Those who showed up for Vujicic’s speech expecting a sob-fest were sorely disappointed. Tissues were whipped out, but to wipe away tears of laughter instead, as the happily-married, recently-minted father rolled with impeccable comic timing and a mischievous glint in his eye.
“My son was born in February this year and he’s getting big now, he’s about my height already,” said Vujicic.
And he continued to smoothly deliver the stitches with joke after joke, largely centred on his lack of limbs. It was difficult to believe that his first speaking engagement at 19 made him so nervous that, as he recalled, his “knees were shaking”.
But in the end, the crowd still got their money’s worth of Nick Vujicic: essentially, a master storyteller using his own example to command the attention of others.
How else to respond to a man with such a severe disability, who went from attempting suicide at 10 to graduating with a double degree at 21?
How else to view a fellow human being with no arms, no legs, yet no problem surfing, scuba-diving or writing and typing with just two toes on one small foot?
And embedded within Vujicic’s self-inflicting brand of humour were hard truths designed to confront one’s approach to life. “I wanted arms and legs to be happy,” he said. “Then I found many people with arms and legs, still not happy.”
He then brought it closer to home when he quipped, “Singaporeans, you’re working too hard, because of inefficiency.”
At the end of the show, locals Aishah Samad and Jason Chee, who recently lost their limbs, shared the stage with Vujicic to express adulation for the man who helped them on the road to recovery.
“I want to become him,” said Navy regular Chee, who lost his legs, left arm and three right fingers in a ship accident last year.
Ex-national shooter Aishah had all her limbs amputated after she was struck by a life-threatening bacterial infection in 2012. Her lone utterance of “if he can do it, why can’t I” unleashed thunderous applause from the audience.
In turn, Vujicic credited them with inspiring him, remarking, “You guys are going through something more difficult than I did, period.”
Upon learning that Aishah and Jason wanted to give talks like him, Vujicic announced that he would start training people to be motivational speakers.
“We want to send an army of inspiration to the world,” he said. “And I want you to know that both of you have a scholarship in my programme.”
The next time Vujicic returns to Singapore – in May 2014, for the National Achievers Congress – it won’t be with the same story. Ever the innovator, he has a movie and an online TV talkshow lined-up, among other plans.
Whether Vujicic achieves any sort of real impact on Singapore society remains impossible to tell.
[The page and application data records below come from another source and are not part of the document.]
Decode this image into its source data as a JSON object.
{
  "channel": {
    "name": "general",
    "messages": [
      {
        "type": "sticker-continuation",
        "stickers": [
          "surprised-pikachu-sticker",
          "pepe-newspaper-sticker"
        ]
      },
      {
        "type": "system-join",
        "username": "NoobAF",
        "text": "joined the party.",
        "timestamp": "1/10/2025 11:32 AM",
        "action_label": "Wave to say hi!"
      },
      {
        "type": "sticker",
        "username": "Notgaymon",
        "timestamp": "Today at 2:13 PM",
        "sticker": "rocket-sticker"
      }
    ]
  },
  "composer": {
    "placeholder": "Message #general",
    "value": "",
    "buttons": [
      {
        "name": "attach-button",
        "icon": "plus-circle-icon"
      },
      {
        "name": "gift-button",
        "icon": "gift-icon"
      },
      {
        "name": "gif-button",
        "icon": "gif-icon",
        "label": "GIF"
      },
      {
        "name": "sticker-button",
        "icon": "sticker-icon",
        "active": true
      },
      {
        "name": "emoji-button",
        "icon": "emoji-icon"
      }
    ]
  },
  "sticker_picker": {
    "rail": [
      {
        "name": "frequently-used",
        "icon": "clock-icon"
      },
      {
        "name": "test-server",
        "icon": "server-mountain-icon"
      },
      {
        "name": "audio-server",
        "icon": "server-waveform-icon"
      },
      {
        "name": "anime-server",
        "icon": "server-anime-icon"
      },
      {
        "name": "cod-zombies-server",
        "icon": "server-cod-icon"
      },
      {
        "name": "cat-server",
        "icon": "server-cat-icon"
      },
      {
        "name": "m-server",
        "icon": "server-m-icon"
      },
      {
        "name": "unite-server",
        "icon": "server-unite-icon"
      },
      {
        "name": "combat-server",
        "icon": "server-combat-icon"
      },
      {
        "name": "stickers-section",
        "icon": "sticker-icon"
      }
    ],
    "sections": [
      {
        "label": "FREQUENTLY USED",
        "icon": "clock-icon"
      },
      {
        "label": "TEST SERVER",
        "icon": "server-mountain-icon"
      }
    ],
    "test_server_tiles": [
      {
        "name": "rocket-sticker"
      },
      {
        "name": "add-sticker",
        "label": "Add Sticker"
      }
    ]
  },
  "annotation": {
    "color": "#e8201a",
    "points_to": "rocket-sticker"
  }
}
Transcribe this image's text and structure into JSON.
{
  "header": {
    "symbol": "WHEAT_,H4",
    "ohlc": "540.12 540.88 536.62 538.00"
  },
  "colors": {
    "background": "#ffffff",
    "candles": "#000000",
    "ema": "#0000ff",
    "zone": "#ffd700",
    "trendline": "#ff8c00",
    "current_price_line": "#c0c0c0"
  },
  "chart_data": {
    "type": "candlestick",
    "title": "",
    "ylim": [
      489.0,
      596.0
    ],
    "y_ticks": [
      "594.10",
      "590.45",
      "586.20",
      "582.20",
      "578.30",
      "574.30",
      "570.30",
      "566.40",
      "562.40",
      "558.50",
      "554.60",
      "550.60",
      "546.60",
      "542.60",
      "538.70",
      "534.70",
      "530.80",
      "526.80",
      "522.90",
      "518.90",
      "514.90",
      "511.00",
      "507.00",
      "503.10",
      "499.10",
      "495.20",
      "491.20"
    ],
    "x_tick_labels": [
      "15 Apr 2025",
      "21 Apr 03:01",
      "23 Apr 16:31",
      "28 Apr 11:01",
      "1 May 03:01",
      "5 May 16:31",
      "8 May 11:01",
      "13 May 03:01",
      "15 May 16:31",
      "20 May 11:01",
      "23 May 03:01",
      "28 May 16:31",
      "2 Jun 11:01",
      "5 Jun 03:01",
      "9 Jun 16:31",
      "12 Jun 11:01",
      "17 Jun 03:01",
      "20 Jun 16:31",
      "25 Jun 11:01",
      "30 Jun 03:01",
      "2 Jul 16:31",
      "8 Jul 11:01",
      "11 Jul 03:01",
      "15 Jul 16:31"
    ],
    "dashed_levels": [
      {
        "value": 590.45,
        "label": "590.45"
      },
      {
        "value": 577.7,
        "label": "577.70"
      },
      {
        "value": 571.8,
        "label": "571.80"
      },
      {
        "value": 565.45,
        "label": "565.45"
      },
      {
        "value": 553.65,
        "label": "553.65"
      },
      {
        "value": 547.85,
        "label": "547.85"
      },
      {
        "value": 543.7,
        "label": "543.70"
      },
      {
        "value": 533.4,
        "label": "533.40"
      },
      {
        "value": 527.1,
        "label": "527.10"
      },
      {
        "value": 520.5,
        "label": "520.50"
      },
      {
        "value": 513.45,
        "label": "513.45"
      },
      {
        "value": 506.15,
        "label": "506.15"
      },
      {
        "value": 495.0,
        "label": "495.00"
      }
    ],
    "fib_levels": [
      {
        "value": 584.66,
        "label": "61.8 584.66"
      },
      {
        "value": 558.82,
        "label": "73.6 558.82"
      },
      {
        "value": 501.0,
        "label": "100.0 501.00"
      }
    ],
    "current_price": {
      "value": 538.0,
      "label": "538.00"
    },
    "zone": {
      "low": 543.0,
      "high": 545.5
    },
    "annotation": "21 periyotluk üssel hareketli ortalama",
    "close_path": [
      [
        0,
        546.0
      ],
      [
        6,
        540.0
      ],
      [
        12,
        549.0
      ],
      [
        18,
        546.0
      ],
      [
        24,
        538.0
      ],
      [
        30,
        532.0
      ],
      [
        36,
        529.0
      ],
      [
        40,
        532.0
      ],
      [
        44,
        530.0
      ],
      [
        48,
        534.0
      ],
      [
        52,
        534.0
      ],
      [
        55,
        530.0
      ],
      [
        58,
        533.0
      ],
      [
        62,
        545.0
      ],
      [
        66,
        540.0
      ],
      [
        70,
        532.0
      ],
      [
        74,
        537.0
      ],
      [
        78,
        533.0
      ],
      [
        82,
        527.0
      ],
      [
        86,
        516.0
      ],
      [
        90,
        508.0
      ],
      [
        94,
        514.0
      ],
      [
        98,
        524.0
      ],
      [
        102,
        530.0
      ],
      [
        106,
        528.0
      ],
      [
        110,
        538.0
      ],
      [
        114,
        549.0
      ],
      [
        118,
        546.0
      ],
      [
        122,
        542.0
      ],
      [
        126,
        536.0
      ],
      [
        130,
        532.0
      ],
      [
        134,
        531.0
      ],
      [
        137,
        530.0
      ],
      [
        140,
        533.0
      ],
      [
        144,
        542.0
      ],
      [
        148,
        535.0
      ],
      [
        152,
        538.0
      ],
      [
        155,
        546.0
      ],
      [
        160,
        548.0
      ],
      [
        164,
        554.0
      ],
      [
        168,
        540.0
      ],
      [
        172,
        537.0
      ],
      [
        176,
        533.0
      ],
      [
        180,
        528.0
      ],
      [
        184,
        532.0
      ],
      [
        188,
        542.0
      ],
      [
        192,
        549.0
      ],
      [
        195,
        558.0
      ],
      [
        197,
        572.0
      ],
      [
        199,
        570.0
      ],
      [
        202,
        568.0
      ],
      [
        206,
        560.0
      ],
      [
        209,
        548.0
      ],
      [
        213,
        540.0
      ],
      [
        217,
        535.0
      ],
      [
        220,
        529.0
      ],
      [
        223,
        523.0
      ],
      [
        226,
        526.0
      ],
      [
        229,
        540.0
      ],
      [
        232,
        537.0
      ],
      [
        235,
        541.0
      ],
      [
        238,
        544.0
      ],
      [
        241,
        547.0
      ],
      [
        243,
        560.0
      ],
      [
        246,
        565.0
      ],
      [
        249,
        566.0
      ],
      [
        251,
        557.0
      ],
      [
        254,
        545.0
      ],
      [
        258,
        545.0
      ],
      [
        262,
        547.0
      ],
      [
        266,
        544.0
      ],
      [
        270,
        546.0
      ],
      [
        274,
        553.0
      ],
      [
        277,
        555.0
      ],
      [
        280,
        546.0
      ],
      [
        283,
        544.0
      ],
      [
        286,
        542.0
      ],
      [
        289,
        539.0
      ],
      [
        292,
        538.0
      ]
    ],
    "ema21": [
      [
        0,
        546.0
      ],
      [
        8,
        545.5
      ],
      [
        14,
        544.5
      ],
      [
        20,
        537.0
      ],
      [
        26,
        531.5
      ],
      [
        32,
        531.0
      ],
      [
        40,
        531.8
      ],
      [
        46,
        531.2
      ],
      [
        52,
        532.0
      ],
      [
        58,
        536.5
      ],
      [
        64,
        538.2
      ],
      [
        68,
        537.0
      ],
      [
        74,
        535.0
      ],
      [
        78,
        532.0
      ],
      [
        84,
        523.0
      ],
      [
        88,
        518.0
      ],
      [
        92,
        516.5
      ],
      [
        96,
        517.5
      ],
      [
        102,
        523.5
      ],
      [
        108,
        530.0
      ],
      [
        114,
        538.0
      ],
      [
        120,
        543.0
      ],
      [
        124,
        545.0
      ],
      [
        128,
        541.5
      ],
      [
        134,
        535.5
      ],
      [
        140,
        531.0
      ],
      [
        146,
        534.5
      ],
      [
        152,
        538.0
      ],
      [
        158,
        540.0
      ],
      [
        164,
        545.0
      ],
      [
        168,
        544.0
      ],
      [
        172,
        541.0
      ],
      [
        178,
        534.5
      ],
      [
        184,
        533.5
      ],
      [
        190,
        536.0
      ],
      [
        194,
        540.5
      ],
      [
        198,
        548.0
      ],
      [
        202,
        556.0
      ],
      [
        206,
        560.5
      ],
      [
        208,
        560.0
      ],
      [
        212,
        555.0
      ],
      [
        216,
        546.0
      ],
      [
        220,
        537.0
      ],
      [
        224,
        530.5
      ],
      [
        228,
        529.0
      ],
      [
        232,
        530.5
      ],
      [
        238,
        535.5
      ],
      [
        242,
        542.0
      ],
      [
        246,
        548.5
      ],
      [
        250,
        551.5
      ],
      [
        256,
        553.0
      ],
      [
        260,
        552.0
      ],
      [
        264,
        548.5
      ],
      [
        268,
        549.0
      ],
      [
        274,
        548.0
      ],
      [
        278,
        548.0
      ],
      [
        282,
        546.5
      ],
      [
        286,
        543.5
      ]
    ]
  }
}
But aside from the snaking queue to purchase his books after the event, he can count on at least one high-profile local convert and believer in his work.
“Nick has been the inspiration of my life,” said prominent Singaporean entrepreneur Elim Chew, who is a good friend of Vujicic and received mention during his speech.
The founder of streetwear brand 77th Street told Yahoo Singapore she was looking forward to collaborating with Vujicic to “raise a generation of changemakers, to make a difference for people in Singapore, Asia and the world".
We asked the 48-year-old what Vujicic meant to her, and the response was swift. “He is a walking symbol of life itself,” said Chew. “He represents life itself.”
Limbless speaker Nick Vujicic inspires 5,000 in Singapore
Pics: Nick Vujicic swims with sharks in Sentosa
Video: Nick Vujicic swims with sharks in Sentosa
Injured Navy regular Jason Chee: My big dream is to compete in 2016 Paralympics
No hands? No problem for shooter Aishah Samad